FOR IMMEDIATE RELEASE
Sacramento, August 27, 2020: The California Bicycle Coalition (CalBike) announced a victory today in its campaign to protect bike share systems from a threat from the California State Senate. An amendment to Assembly Bill 1286 removed a provision that would have transferred all liability for any impact onto providers of shared bikes and scooters. The provision would have made it impossible for shared mobility systems to get insurance and likely forced the removal of such systems throughout the state.
In a letter to the legislature, CalBike’s Executive Director Dave Snyder thanked the author of the bill, Assembly Member Al Muratsuchi (D-South Bay), for “his support of this low-cost, low-impact form of transportation.” Snyder said that his organization wants to see expansion of shared micromobility through greater public support of the services and integration with public transit. AB 1286 threatened that expansion until the removal of the liability provision, a change that was made at the very last hour that amendments were allowed.
“Shared bikes and scooters are fun, affordable, and eco-friendly ways to get around, reducing car trips and air pollution,” said Assembly Member Muratsuchi. “AB 1286 will make these devices safer for both users and the general public, with basic consumer protections for users.”
“In a matter of days we put together a coalition of local bicycling advocacy organizations and environmental groups that helped to convince the Assembly Member to pull that provision,” said Snyder. “We’re strong when we act together,” added Eli Akira Kaufman, Executive Director of the Los Angeles County Bicycle Coalition.

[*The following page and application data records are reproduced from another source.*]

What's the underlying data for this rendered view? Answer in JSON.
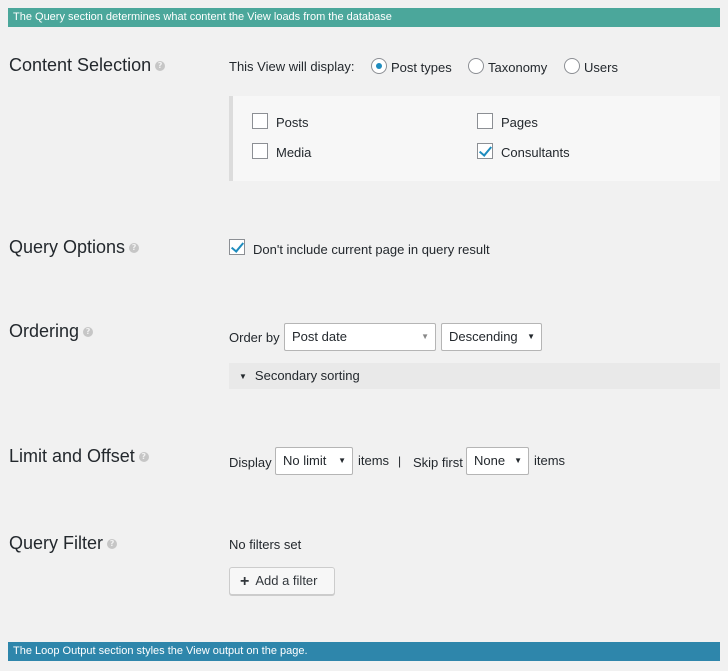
{
  "banners": {
    "query": "The Query section determines what content the View loads from the database",
    "loop": "The Loop Output section styles the View output on the page."
  },
  "content_selection": {
    "title": "Content Selection",
    "display_label": "This View will display:",
    "options": [
      "Post types",
      "Taxonomy",
      "Users"
    ],
    "selected": "Post types",
    "post_types": [
      {
        "label": "Posts",
        "checked": false
      },
      {
        "label": "Pages",
        "checked": false
      },
      {
        "label": "Media",
        "checked": false
      },
      {
        "label": "Consultants",
        "checked": true
      }
    ]
  },
  "query_options": {
    "title": "Query Options",
    "exclude_current_label": "Don't include current page in query result",
    "exclude_current_checked": true
  },
  "ordering": {
    "title": "Ordering",
    "order_by_label": "Order by",
    "order_by_value": "Post date",
    "direction_value": "Descending",
    "secondary_label": "Secondary sorting"
  },
  "limit_offset": {
    "title": "Limit and Offset",
    "display_label": "Display",
    "limit_value": "No limit",
    "items_label": "items",
    "separator": "|",
    "skip_label": "Skip first",
    "skip_value": "None",
    "items_label_2": "items"
  },
  "query_filter": {
    "title": "Query Filter",
    "status": "No filters set",
    "add_button": "Add a filter"
  },
  "help_glyph": "?",
  "colors": {
    "query_banner": "#4ba79b",
    "loop_banner": "#2e86ab",
    "accent": "#1e8cbe",
    "background": "#f1f1f1"
  }
}
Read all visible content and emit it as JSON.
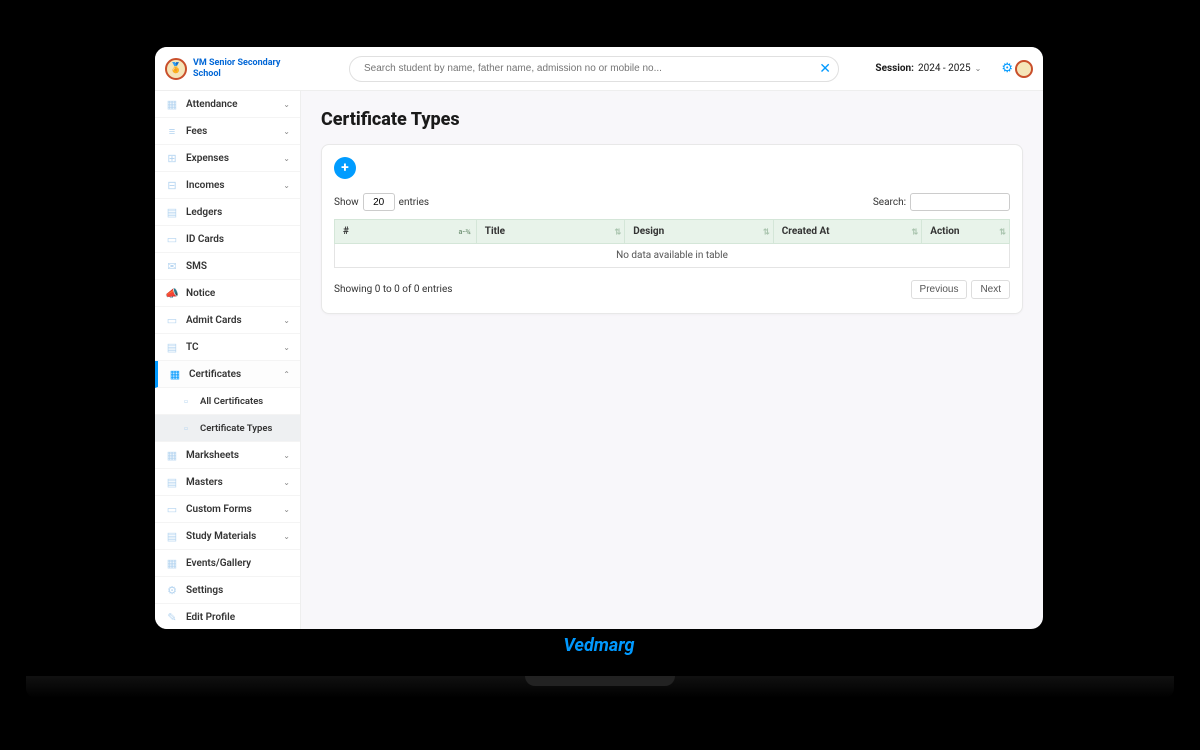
{
  "brand": {
    "school_name": "VM Senior Secondary School",
    "laptop_brand": "Vedmarg"
  },
  "header": {
    "search_placeholder": "Search student by name, father name, admission no or mobile no...",
    "session_label": "Session:",
    "session_value": "2024 - 2025"
  },
  "sidebar": {
    "items": [
      {
        "label": "Attendance",
        "chevron": true
      },
      {
        "label": "Fees",
        "chevron": true
      },
      {
        "label": "Expenses",
        "chevron": true
      },
      {
        "label": "Incomes",
        "chevron": true
      },
      {
        "label": "Ledgers",
        "chevron": false
      },
      {
        "label": "ID Cards",
        "chevron": false
      },
      {
        "label": "SMS",
        "chevron": false
      },
      {
        "label": "Notice",
        "chevron": false
      },
      {
        "label": "Admit Cards",
        "chevron": true
      },
      {
        "label": "TC",
        "chevron": true
      },
      {
        "label": "Certificates",
        "chevron": true,
        "active": true,
        "expanded": true
      },
      {
        "label": "Marksheets",
        "chevron": true
      },
      {
        "label": "Masters",
        "chevron": true
      },
      {
        "label": "Custom Forms",
        "chevron": true
      },
      {
        "label": "Study Materials",
        "chevron": true
      },
      {
        "label": "Events/Gallery",
        "chevron": false
      },
      {
        "label": "Settings",
        "chevron": false
      },
      {
        "label": "Edit Profile",
        "chevron": false
      }
    ],
    "certificates_sub": [
      {
        "label": "All Certificates"
      },
      {
        "label": "Certificate Types",
        "active": true
      }
    ]
  },
  "page": {
    "title": "Certificate Types"
  },
  "table": {
    "show_prefix": "Show",
    "show_value": "20",
    "show_suffix": "entries",
    "search_label": "Search:",
    "columns": [
      "#",
      "Title",
      "Design",
      "Created At",
      "Action"
    ],
    "empty_message": "No data available in table",
    "info": "Showing 0 to 0 of 0 entries",
    "prev": "Previous",
    "next": "Next"
  }
}
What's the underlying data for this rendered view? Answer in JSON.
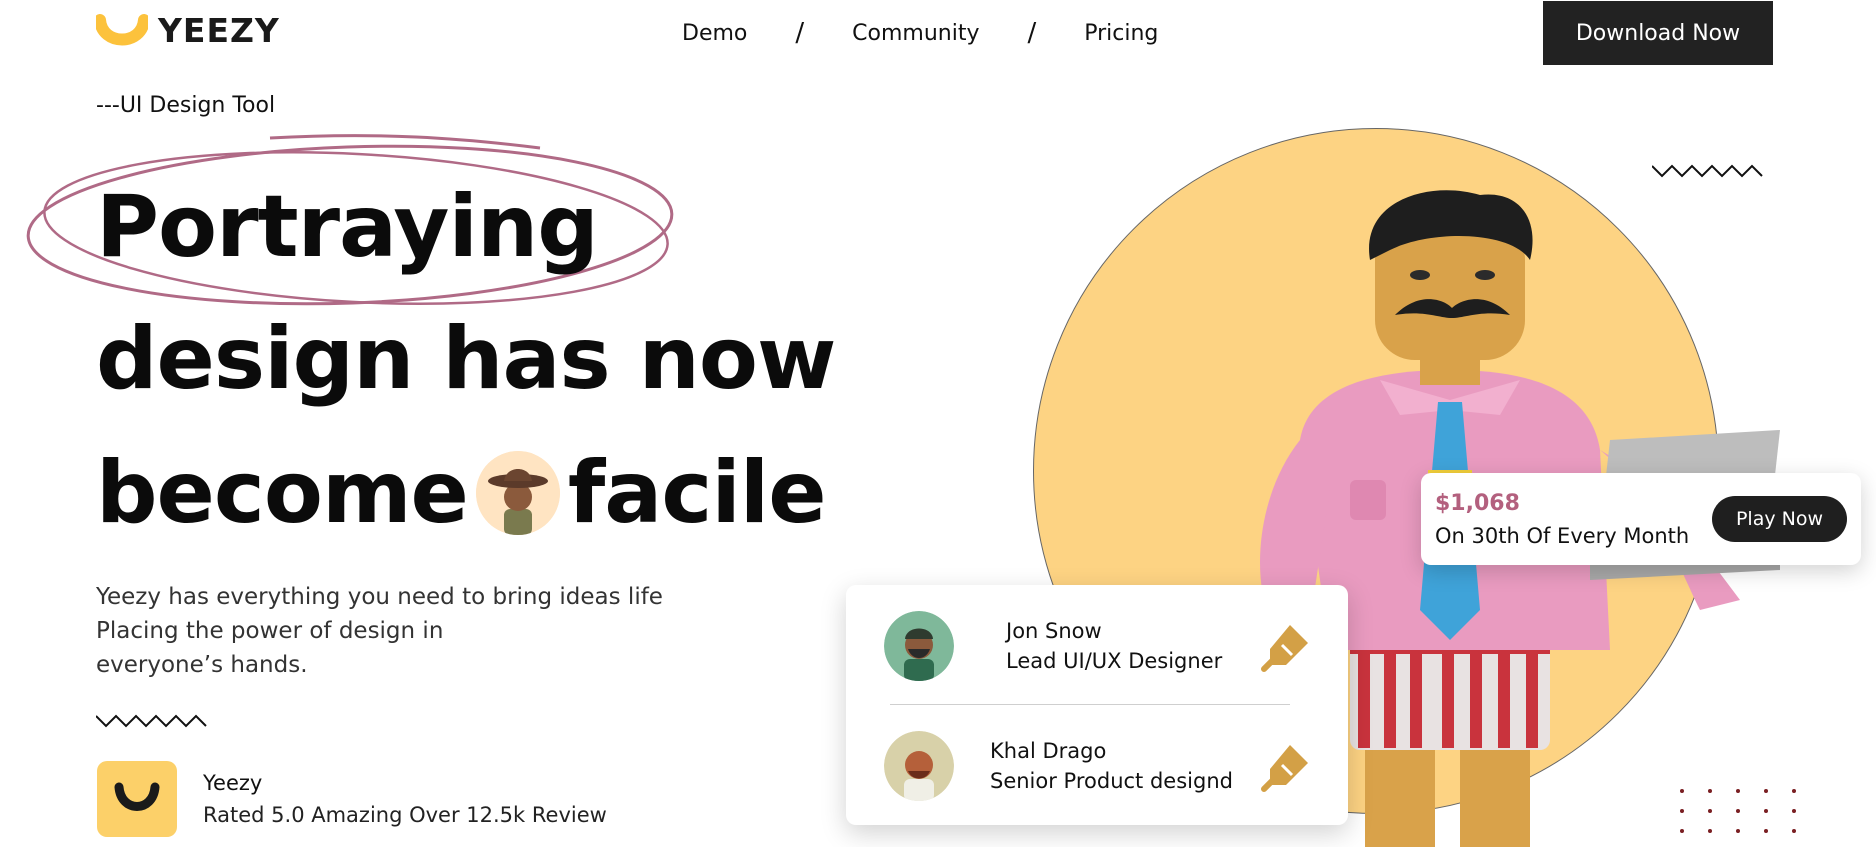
{
  "header": {
    "brand": "YEEZY",
    "nav": [
      "Demo",
      "Community",
      "Pricing"
    ],
    "nav_separator": "/",
    "cta": "Download Now"
  },
  "hero": {
    "tagline": "---UI Design Tool",
    "headline_line1": "Portraying",
    "headline_line2": "design has now",
    "headline_line3a": "become",
    "headline_line3b": "facile",
    "description_lines": [
      "Yeezy has everything you need to bring ideas life",
      "Placing the power of design in",
      "everyone’s hands."
    ]
  },
  "rating": {
    "title": "Yeezy",
    "subtitle": "Rated 5.0 Amazing Over 12.5k Review"
  },
  "pay_card": {
    "amount": "$1,068",
    "subtitle": "On 30th Of Every Month",
    "button": "Play Now"
  },
  "team": [
    {
      "name": "Jon Snow",
      "role": "Lead UI/UX Designer"
    },
    {
      "name": "Khal Drago",
      "role": "Senior Product designd"
    }
  ],
  "colors": {
    "accent_yellow": "#fdd383",
    "brand_yellow": "#fcd069",
    "amount_pink": "#b3607e",
    "scribble": "#b06a86",
    "dark": "#222222"
  }
}
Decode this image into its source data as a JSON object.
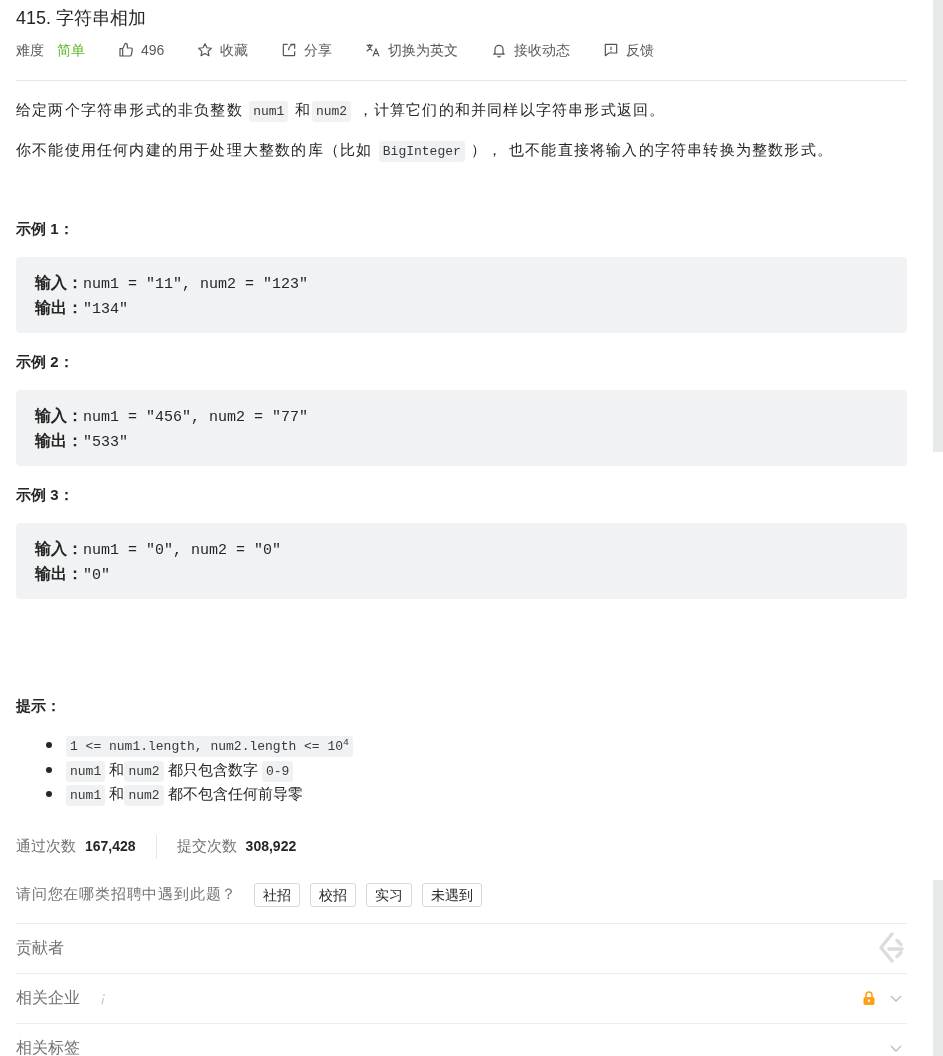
{
  "problem": {
    "title": "415. 字符串相加"
  },
  "meta": {
    "difficulty": {
      "label": "难度",
      "value": "简单"
    },
    "actions": [
      {
        "kind": "like",
        "label": "496"
      },
      {
        "kind": "favorite",
        "label": "收藏"
      },
      {
        "kind": "share",
        "label": "分享"
      },
      {
        "kind": "translate",
        "label": "切换为英文"
      },
      {
        "kind": "subscribe",
        "label": "接收动态"
      },
      {
        "kind": "feedback",
        "label": "反馈"
      }
    ]
  },
  "description": [
    [
      {
        "kind": "text",
        "text": "给定两个字符串形式的非负整数 "
      },
      {
        "kind": "code",
        "text": "num1"
      },
      {
        "kind": "text",
        "text": " 和"
      },
      {
        "kind": "code",
        "text": "num2"
      },
      {
        "kind": "text",
        "text": " ，计算它们的和并同样以字符串形式返回。"
      }
    ],
    [
      {
        "kind": "text",
        "text": "你不能使用任何内建的用于处理大整数的库（比如 "
      },
      {
        "kind": "code",
        "text": "BigInteger"
      },
      {
        "kind": "text",
        "text": " ）， 也不能直接将输入的字符串转换为整数形式。"
      }
    ]
  ],
  "examples": [
    {
      "title": "示例 1：",
      "lines": [
        {
          "label": "输入：",
          "value": "num1 = \"11\", num2 = \"123\""
        },
        {
          "label": "输出：",
          "value": "\"134\""
        }
      ]
    },
    {
      "title": "示例 2：",
      "lines": [
        {
          "label": "输入：",
          "value": "num1 = \"456\", num2 = \"77\""
        },
        {
          "label": "输出：",
          "value": "\"533\""
        }
      ]
    },
    {
      "title": "示例 3：",
      "lines": [
        {
          "label": "输入：",
          "value": "num1 = \"0\", num2 = \"0\""
        },
        {
          "label": "输出：",
          "value": "\"0\""
        }
      ]
    }
  ],
  "hints": {
    "title": "提示：",
    "items": [
      [
        {
          "kind": "code",
          "text": "1 <= num1.length, num2.length <= 10$^{4}$"
        }
      ],
      [
        {
          "kind": "code",
          "text": "num1"
        },
        {
          "kind": "text",
          "text": " 和"
        },
        {
          "kind": "code",
          "text": "num2"
        },
        {
          "kind": "text",
          "text": " 都只包含数字 "
        },
        {
          "kind": "code",
          "text": "0-9"
        }
      ],
      [
        {
          "kind": "code",
          "text": "num1"
        },
        {
          "kind": "text",
          "text": " 和"
        },
        {
          "kind": "code",
          "text": "num2"
        },
        {
          "kind": "text",
          "text": " 都不包含任何前导零"
        }
      ]
    ]
  },
  "stats": [
    {
      "label": "通过次数",
      "value": "167,428"
    },
    {
      "label": "提交次数",
      "value": "308,922"
    }
  ],
  "survey": {
    "question": "请问您在哪类招聘中遇到此题？",
    "options": [
      {
        "label": "社招",
        "selected": false
      },
      {
        "label": "校招",
        "selected": false
      },
      {
        "label": "实习",
        "selected": false
      },
      {
        "label": "未遇到",
        "selected": false
      }
    ]
  },
  "sections": [
    {
      "kind": "contributors",
      "title": "贡献者"
    },
    {
      "kind": "collapsible",
      "title": "相关企业",
      "info": true,
      "locked": true,
      "expanded": false
    },
    {
      "kind": "collapsible",
      "title": "相关标签",
      "info": false,
      "locked": false,
      "expanded": false
    }
  ]
}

CalBike had objected to other aspects of the bill, as well. One provision will increase the amount of insurance a provider must carry. Snyder said this will drive up the cost of providing shared mobility but isn’t a reason to oppose the bill because it has its benefits for users. Another mandates that a provider acquire a permit before operating. CalBike supports the intent of this provision but is concerned that some cities may use it disingenuously to effectively ban shared mobility. Snyder said that “we can deal with that if and when it happens.”